The data must be reproduced verbatim; images are to be omitted.
((
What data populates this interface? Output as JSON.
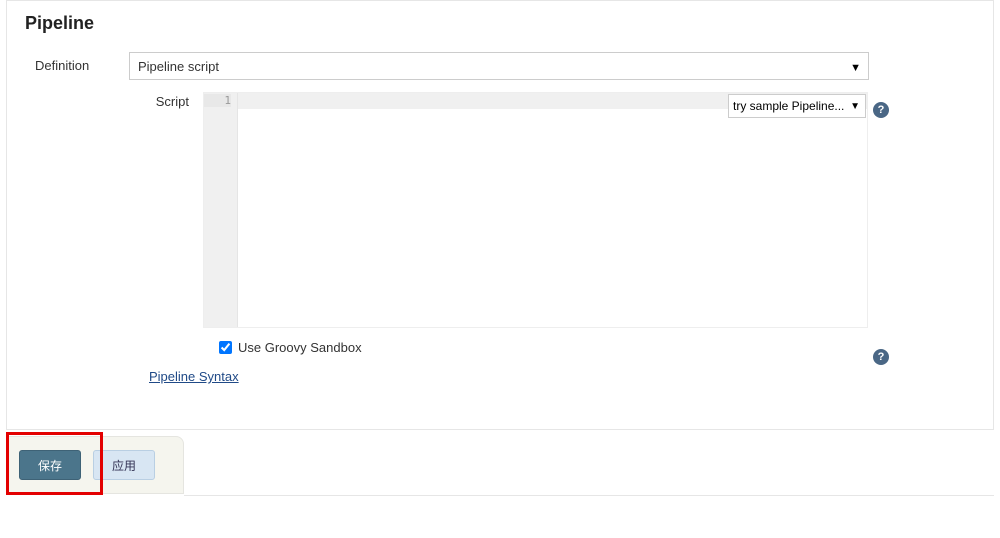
{
  "section": {
    "title": "Pipeline"
  },
  "definition": {
    "label": "Definition",
    "selected": "Pipeline script"
  },
  "script": {
    "label": "Script",
    "line_number": "1",
    "sample_selected": "try sample Pipeline..."
  },
  "sandbox": {
    "checked": true,
    "label": "Use Groovy Sandbox"
  },
  "links": {
    "pipeline_syntax": "Pipeline Syntax"
  },
  "help": {
    "glyph": "?"
  },
  "buttons": {
    "save": "保存",
    "apply": "应用"
  }
}
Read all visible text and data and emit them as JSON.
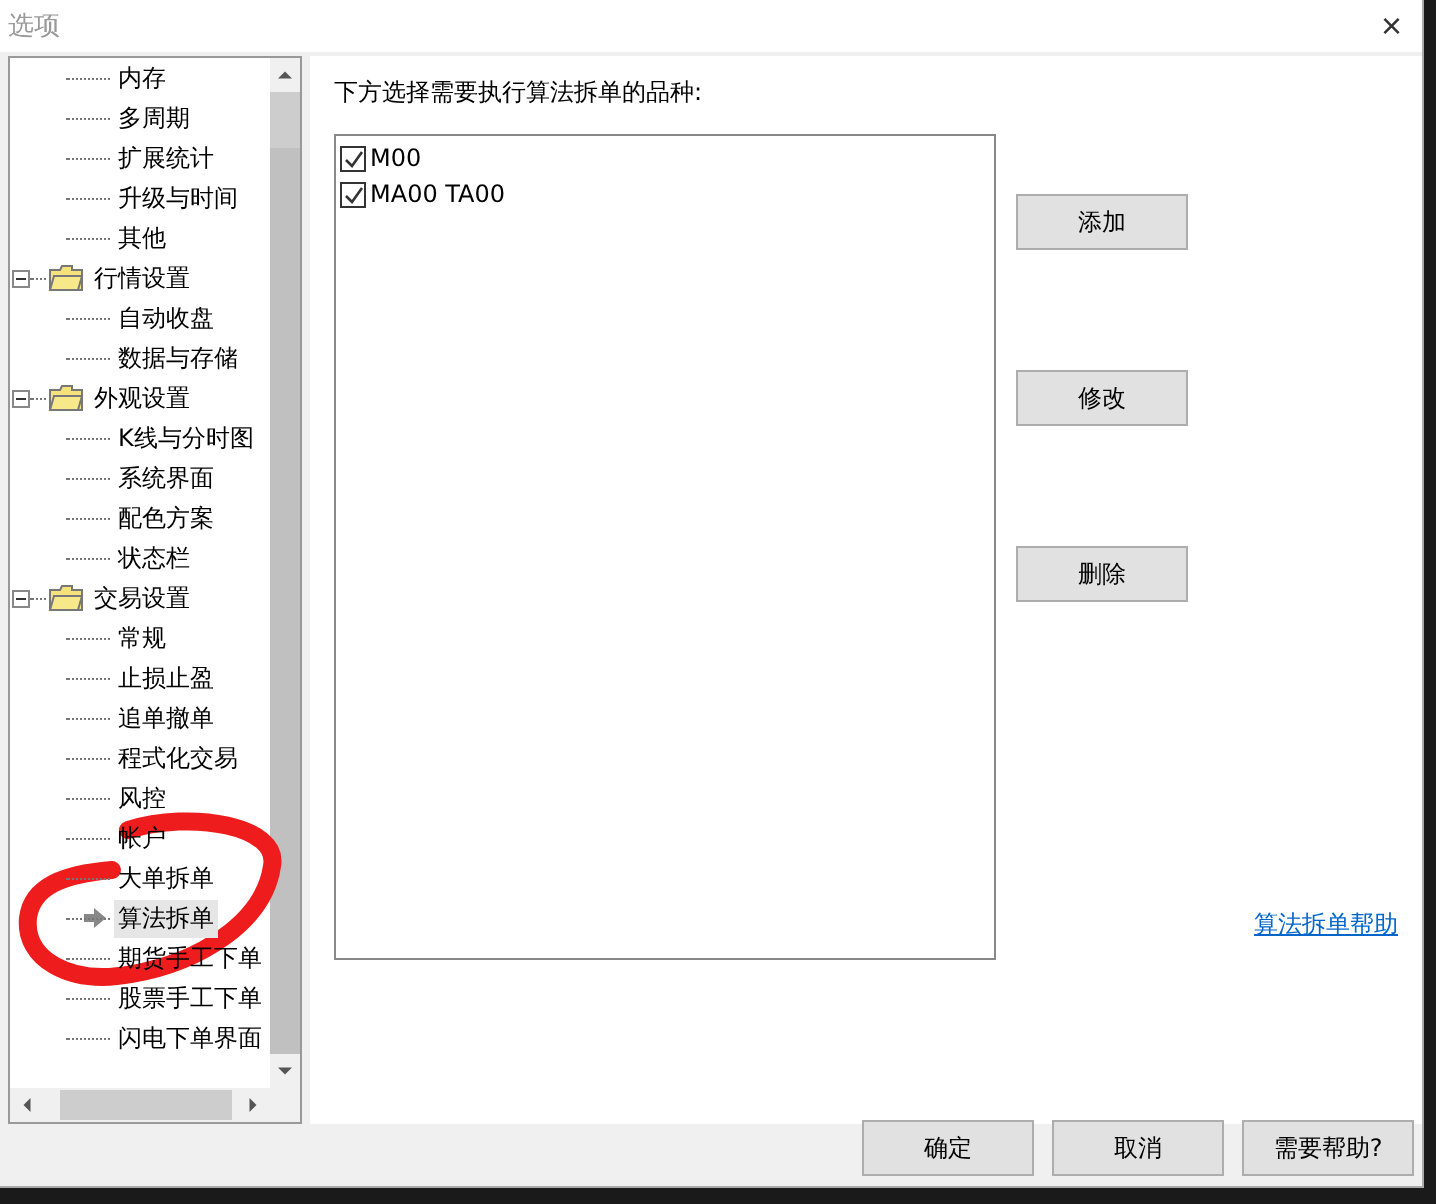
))
» **EXERCISE RESPONSE**:
What data populates this interface? Output as JSON.
{
  "section": {
    "title": "Pipeline"
  },
  "definition": {
    "label": "Definition",
    "selected": "Pipeline script"
  },
  "script": {
    "label": "Script",
    "line_number": "1",
    "sample_selected": "try sample Pipeline..."
  },
  "sandbox": {
    "checked": true,
    "label": "Use Groovy Sandbox"
  },
  "links": {
    "pipeline_syntax": "Pipeline Syntax"
  },
  "help": {
    "glyph": "?"
  },
  "buttons": {
    "save": "保存",
    "apply": "应用"
  }
}
Read all visible text and data and emit them as JSON.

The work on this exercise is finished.